Day 26 And Day 27 – The Road To Enlightenment – Walking The Saigoku Kannon Pilgrimage – A Rest Day, and A Cold And Rainy Walk From Nara To Uji
Sometimes, it feels like we have been running around, reacting to ever changing circumstances, instead of following our plans and trusting that things will unfold in a guided way.
To be fair, some of our hotels have closed down and canceled our bookings, so we have had to make quick changes to our plans.
But our intentions always were and still are to walk the whole pilgrimage on foot.
We just have to adapt to the times and be creative, and use more trains at the end of the day to get to our newly booked accommodations.
We have had two days of cold weather and lots of rain.
It was a good time to take a day off and go over our canceled reservations and make new ones.
It seems like every business is making its own decision as to whether to stay open or close, work short hours, work only on weekends or close only on weekends.

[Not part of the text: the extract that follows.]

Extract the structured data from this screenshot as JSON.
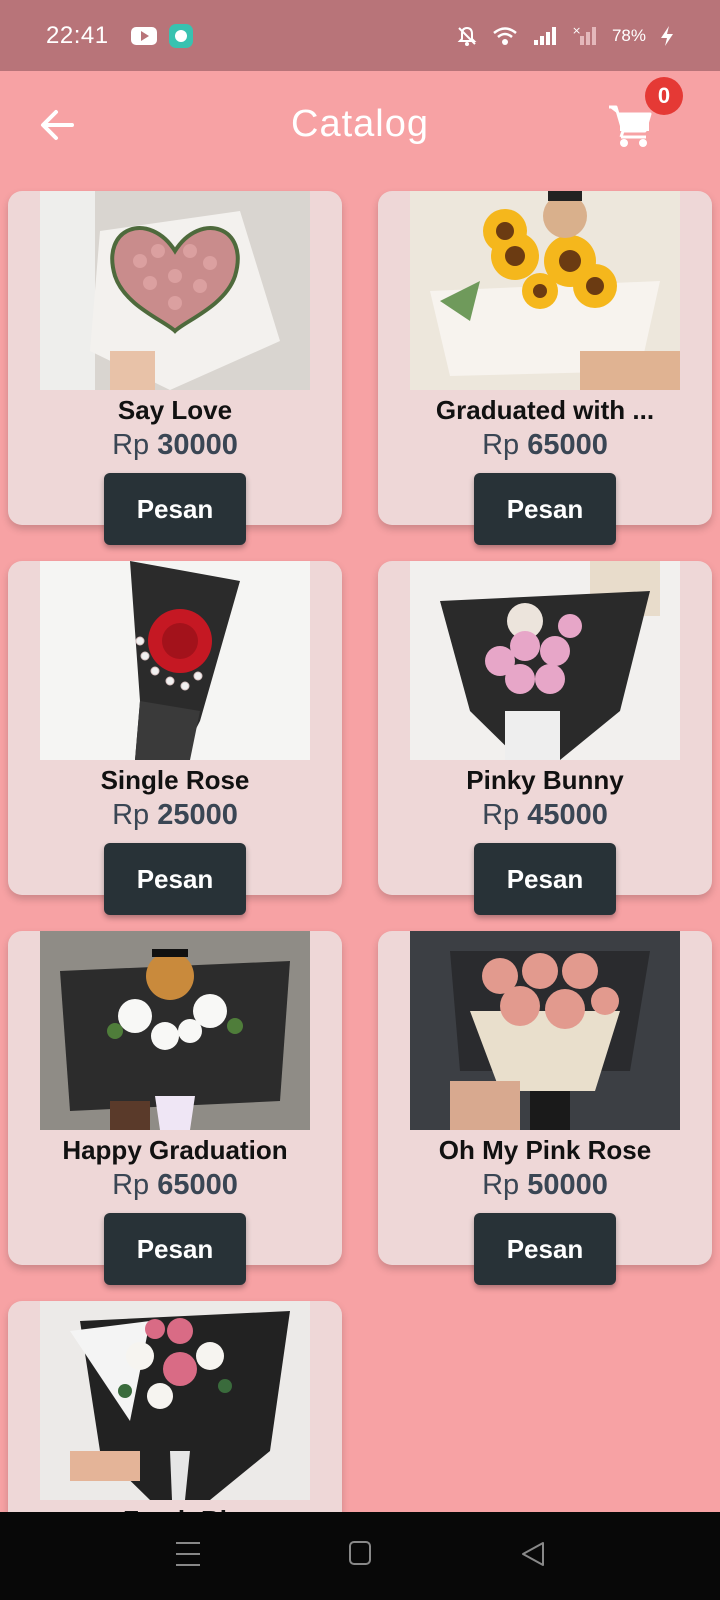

We spent the rainy day in a cafe in Nara, going over our plan and making new reservations.
Nara is not one of the prefectures that is under a shut down request, but many restaurants and cafés have adjusted their hours to close early.
Starbucks Cafés everywhere have removed most of their tables and chairs, to provide six feet of space between guests.
The rain did not stop all day.
We had dinner at a Vietnamese restaurant in Nara, which was very good.
They stayed open late and other foreigners came to eat there also.
The next day the rain did not stop.
It was also a very cold day to be outdoors all day.
But we had already finished everything we needed to do on our rest day, so we decided to dress warmly and try to make the walk from Nara to Uji.
We started with a simple breakfast at the Starbucks, of Mochi bread with cheese and seasonal vegetable flat bread.
Then we started walking north out of Nara.
I tried to select secondary roads, avoiding as much as possible the main car roads, where cars can splash us as they pass by.
The walk was not scenic.
We passed the usual urban sprawl, except that instead of heavy industrial factories, most of the factories we passed were processing green tea.
Uji is home to the well-known Japanese Matcha green tea.
Some of those factories smelled SO good…
The aroma of roasted tea was wonderful.
We crossed rivers, creeks, car dealerships, fields and many neighborhoods.
It was charming to walk the small streets, but there were no places for us to drink and rest or to seek shelter from the rain.
We walked without rest until we reached a small town, with beautiful blooming Sakura Cherry trees on the river bank.
The flowers were starting to fall, and we walked on pink carpets of flower petals.
We found on my map an Udon noodle restaurant that was located up the hill.
We did not know if it would be open, but we were hungry and shops were closing down.
Our feet, socks and shoes were cold and soaking wet, and we really needed a break.
We climbed up the hill and felt relieved that they were open.
They were nearly at the end of their working day, but they welcomed us in and made us very good handmade udon noodles and tempura pumpkin, eggplant, sweet potato and shrimp.
We drank many cups of free green tea, and rested until we felt warm again.
Going out into the cold rain was not easy.
We walked some more and then made our way toward the train station.
Our fingers were so wet and cold we could barely bend them.
We were too wet to dine out.
We wanted to get out of our wet clothing and shoes, and take a hot bath.
So instead of dinner, we went to a supermarket near our hotel, and bought some fruit and rice balls.
Our hotel asks all guests to leave their shoes in a locker room at the entrance.
Our shoes were so wet, we stuffed them with newspapers to help them dry by tomorrow.
I collected all our clothes and went to the hot springs bath, where they also have the washing machines and driers.
I did our laundry while I soaked in the hot springs, which meant that I stayed longer than normal, until both the washer and dryer had completed their cycles.
That night, before I fell asleep tired and exhausted, I suddenly remembered a part of a conversation that I had had with a nun at Muroji temple.
She laughed and asked why we had chosen to come to Japan during such difficult times.
We told her that we have been coming to Japan almost every year, for the past twenty years.
I told her that we had initially planned NOT to come to Japan in 2020, because of the Olympics.
We assumed there would be too many people around everywhere.
We thought to skip 2020.
But then we felt guided to come, and we just followed this inner guidance.
She laughed again and said:
“The Buddha chose you!
He postponed the whole Olympics, just so you could come and do this pilgrimage.
It is much better for you to have no tourists around.
Better for your walk!”
With a humble heart,
Tali and Jules
Steps walked – 34,002
26 km. walked
Active walking time – 6 hours
Total walking time today – 7 hours.
Total walking distance on the Saigoku to date – 520 km